Red-mushroom-coral
Kingdom:Animalia
Phylum:Cnidaria
Class:Anthozoa
Order:Corallimorpharia
Family:Discosomatidae
Genus:Actinodiscus
Species:sp.

Description: The Red mushroom anemone (also known as Mushroom coral or Disc anemones) is a reddish-maroon soft coral. They can vary in shade from red to pink or purple. Symbiotic algae, known as zooxanthellae, are responsible for the red color. They get their common name from their mushroom-like stalk and cap.

Size: Their size can range from one inch (2.5 cm) to one foot (0.3 m) in diameter, but usually are only about three inches (7.6 cm) across, before division occurs.

Behavior: Discosoma sp. are corals that live in large colonies attached to rock. They move and migrate to form large colonies but can die easily if they are not anchored down. Instead of having tentacles, these anemones possess many types of stinging cells. When needing to feed, they will change the direction of food to move towards themselves by changing the shape of the oral disc which creates a different water flow. These particles get stuck to the mucous center where they are absorbed.

Diet: They are able to receive nutrition in two different ways. The first way, where the majority of their nutrition is obtained, is through photosynthesis of the symbiotic algae zooxanthellae hosted within their tissues. The second is from plankton that they get out of the water column.

Senses: Elongated, round receptor cells, called nematocysts, are located throughout the body. These cells are stimulated by specific chemical or mechanical signals that activates the release of tiny spear-like threads that contain painful toxins.

Communication: Communication between animals is achieved by releasing hormones, known as pheromones, into the water that only their species can distinguish. To warn other corals a toxin is released into the water that is highly irritant and sometimes fatal to other coral species.

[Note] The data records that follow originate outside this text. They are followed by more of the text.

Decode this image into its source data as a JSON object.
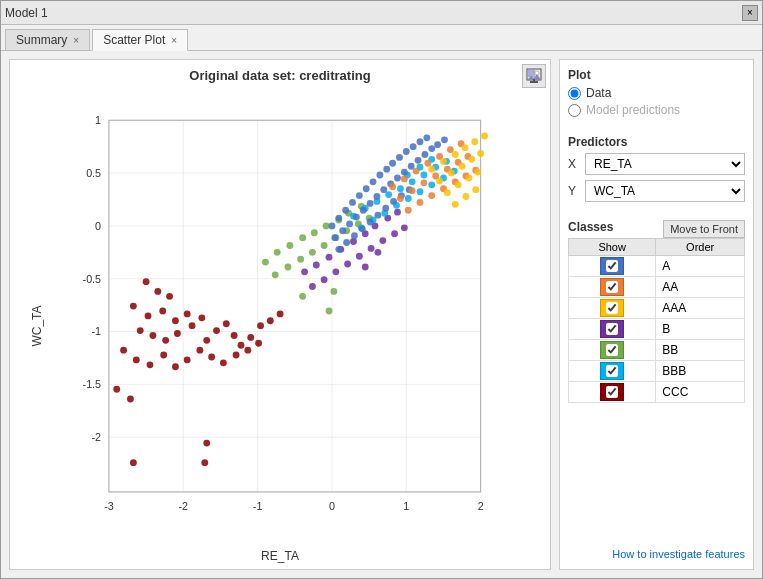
{
  "window": {
    "title": "Model 1",
    "close_icon": "×"
  },
  "tabs": [
    {
      "label": "Summary",
      "active": false,
      "closable": true
    },
    {
      "label": "Scatter Plot",
      "active": true,
      "closable": true
    }
  ],
  "plot": {
    "title": "Original data set: creditrating",
    "x_label": "RE_TA",
    "y_label": "WC_TA",
    "export_icon": "🖼",
    "plot_section": "Plot",
    "radio_data": "Data",
    "radio_model": "Model predictions",
    "predictors_section": "Predictors",
    "x_predictor": "RE_TA",
    "y_predictor": "WC_TA",
    "classes_section": "Classes",
    "move_to_front": "Move to Front",
    "classes_show_col": "Show",
    "classes_order_col": "Order",
    "classes": [
      {
        "name": "A",
        "color": "#4472C4",
        "checked": true
      },
      {
        "name": "AA",
        "color": "#ED7D31",
        "checked": true
      },
      {
        "name": "AAA",
        "color": "#FFC000",
        "checked": true
      },
      {
        "name": "B",
        "color": "#7030A0",
        "checked": true
      },
      {
        "name": "BB",
        "color": "#70AD47",
        "checked": true
      },
      {
        "name": "BBB",
        "color": "#00B0F0",
        "checked": true
      },
      {
        "name": "CCC",
        "color": "#8B0000",
        "checked": true
      }
    ]
  },
  "footer": {
    "help_link": "How to investigate features"
  }
}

Reproduction: Reproduction is achieved sexually and asexually for this species. They can reproduce by division (coral breaks itself in half and becomes two animals), asexual budding (individual corals are made from particles that have detached from the pedal disc) and laceration (as the coral moves, pieces that will eventually form mushrooms are left behind). Mushroom coral also will release eggs and sperm into the water where they are fertilized.

Habitat/range: Red mushroom corals are found growing on dead corals, rubble and between coral heads in the South Pacific and Indo-Pacific Oceans.

Status: Not evaluated by IUCN.